▶ _WHAT TO PRODUCE_
Make an exact copy of the data below, leaving out every picture.

Element data from apps and pages:
════════

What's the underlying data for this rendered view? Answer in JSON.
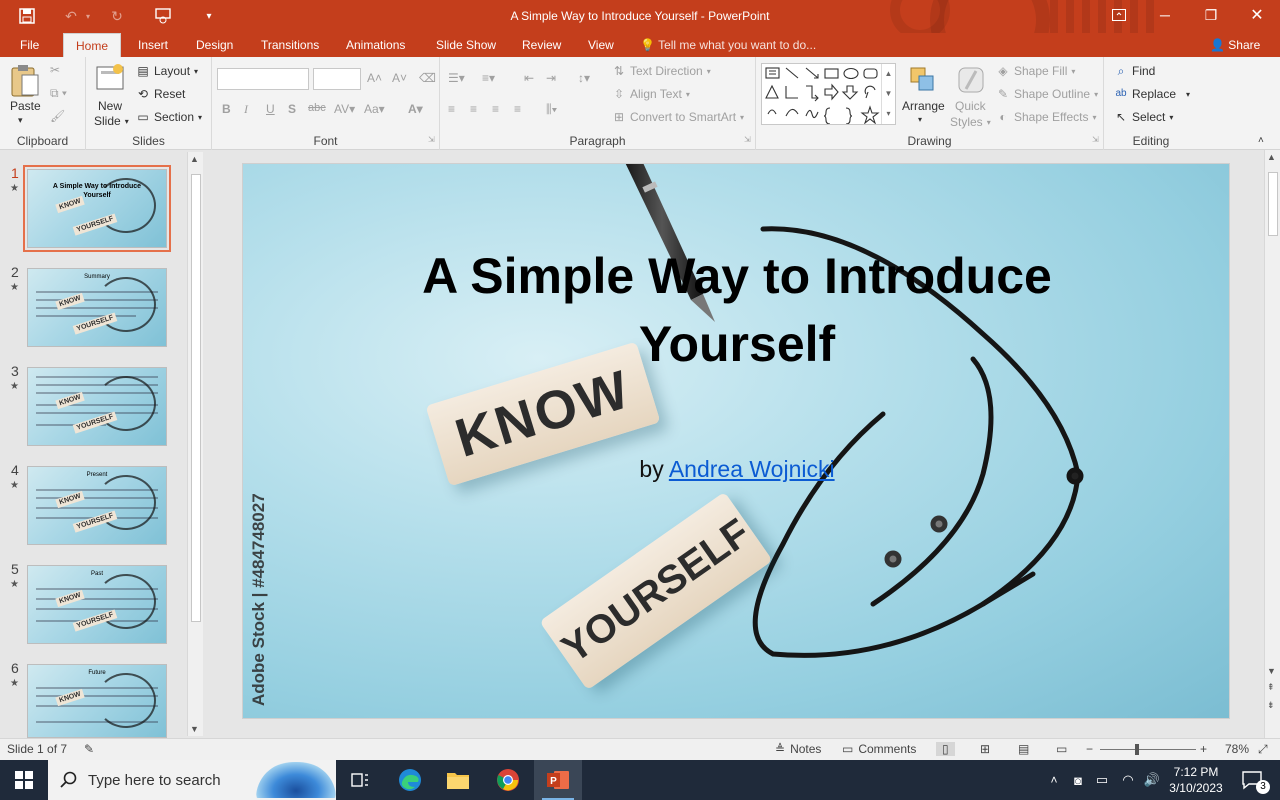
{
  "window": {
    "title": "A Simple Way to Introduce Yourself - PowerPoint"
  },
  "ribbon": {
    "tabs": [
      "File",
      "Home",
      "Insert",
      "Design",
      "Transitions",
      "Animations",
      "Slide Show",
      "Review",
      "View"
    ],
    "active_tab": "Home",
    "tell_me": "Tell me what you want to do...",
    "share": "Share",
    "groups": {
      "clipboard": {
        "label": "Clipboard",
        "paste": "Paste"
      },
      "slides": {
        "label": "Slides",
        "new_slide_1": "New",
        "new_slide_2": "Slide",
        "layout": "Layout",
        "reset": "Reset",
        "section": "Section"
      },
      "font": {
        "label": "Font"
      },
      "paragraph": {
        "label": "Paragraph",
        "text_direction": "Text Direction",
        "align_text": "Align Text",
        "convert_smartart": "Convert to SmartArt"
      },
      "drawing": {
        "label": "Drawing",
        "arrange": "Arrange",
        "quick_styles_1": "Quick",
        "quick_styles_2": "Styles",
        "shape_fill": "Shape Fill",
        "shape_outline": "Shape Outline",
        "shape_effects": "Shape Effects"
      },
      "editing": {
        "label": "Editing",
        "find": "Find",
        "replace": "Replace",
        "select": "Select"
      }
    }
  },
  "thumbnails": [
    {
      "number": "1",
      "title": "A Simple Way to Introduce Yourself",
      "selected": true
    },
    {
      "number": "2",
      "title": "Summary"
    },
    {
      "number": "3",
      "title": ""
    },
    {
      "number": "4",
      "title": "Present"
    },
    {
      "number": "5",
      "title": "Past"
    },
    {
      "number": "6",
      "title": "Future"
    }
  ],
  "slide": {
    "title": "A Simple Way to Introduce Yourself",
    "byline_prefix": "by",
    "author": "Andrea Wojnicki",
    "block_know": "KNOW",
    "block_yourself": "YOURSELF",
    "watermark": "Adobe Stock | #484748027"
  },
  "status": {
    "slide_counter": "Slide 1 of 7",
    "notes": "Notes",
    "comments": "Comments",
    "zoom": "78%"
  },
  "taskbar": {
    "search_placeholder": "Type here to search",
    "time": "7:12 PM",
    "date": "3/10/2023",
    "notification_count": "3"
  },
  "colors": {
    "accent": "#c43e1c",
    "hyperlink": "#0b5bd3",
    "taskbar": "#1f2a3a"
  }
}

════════

▶ _OUTPUT OF THE TASK_
What's the underlying data for this rendered view? Answer in JSON.
{
  "window": {
    "title": "A Simple Way to Introduce Yourself - PowerPoint"
  },
  "ribbon": {
    "tabs": [
      "File",
      "Home",
      "Insert",
      "Design",
      "Transitions",
      "Animations",
      "Slide Show",
      "Review",
      "View"
    ],
    "active_tab": "Home",
    "tell_me": "Tell me what you want to do...",
    "share": "Share",
    "groups": {
      "clipboard": {
        "label": "Clipboard",
        "paste": "Paste"
      },
      "slides": {
        "label": "Slides",
        "new_slide_1": "New",
        "new_slide_2": "Slide",
        "layout": "Layout",
        "reset": "Reset",
        "section": "Section"
      },
      "font": {
        "label": "Font"
      },
      "paragraph": {
        "label": "Paragraph",
        "text_direction": "Text Direction",
        "align_text": "Align Text",
        "convert_smartart": "Convert to SmartArt"
      },
      "drawing": {
        "label": "Drawing",
        "arrange": "Arrange",
        "quick_styles_1": "Quick",
        "quick_styles_2": "Styles",
        "shape_fill": "Shape Fill",
        "shape_outline": "Shape Outline",
        "shape_effects": "Shape Effects"
      },
      "editing": {
        "label": "Editing",
        "find": "Find",
        "replace": "Replace",
        "select": "Select"
      }
    }
  },
  "thumbnails": [
    {
      "number": "1",
      "title": "A Simple Way to Introduce Yourself",
      "selected": true
    },
    {
      "number": "2",
      "title": "Summary"
    },
    {
      "number": "3",
      "title": ""
    },
    {
      "number": "4",
      "title": "Present"
    },
    {
      "number": "5",
      "title": "Past"
    },
    {
      "number": "6",
      "title": "Future"
    }
  ],
  "slide": {
    "title": "A Simple Way to Introduce Yourself",
    "byline_prefix": "by",
    "author": "Andrea Wojnicki",
    "block_know": "KNOW",
    "block_yourself": "YOURSELF",
    "watermark": "Adobe Stock | #484748027"
  },
  "status": {
    "slide_counter": "Slide 1 of 7",
    "notes": "Notes",
    "comments": "Comments",
    "zoom": "78%"
  },
  "taskbar": {
    "search_placeholder": "Type here to search",
    "time": "7:12 PM",
    "date": "3/10/2023",
    "notification_count": "3"
  },
  "colors": {
    "accent": "#c43e1c",
    "hyperlink": "#0b5bd3",
    "taskbar": "#1f2a3a"
  }
}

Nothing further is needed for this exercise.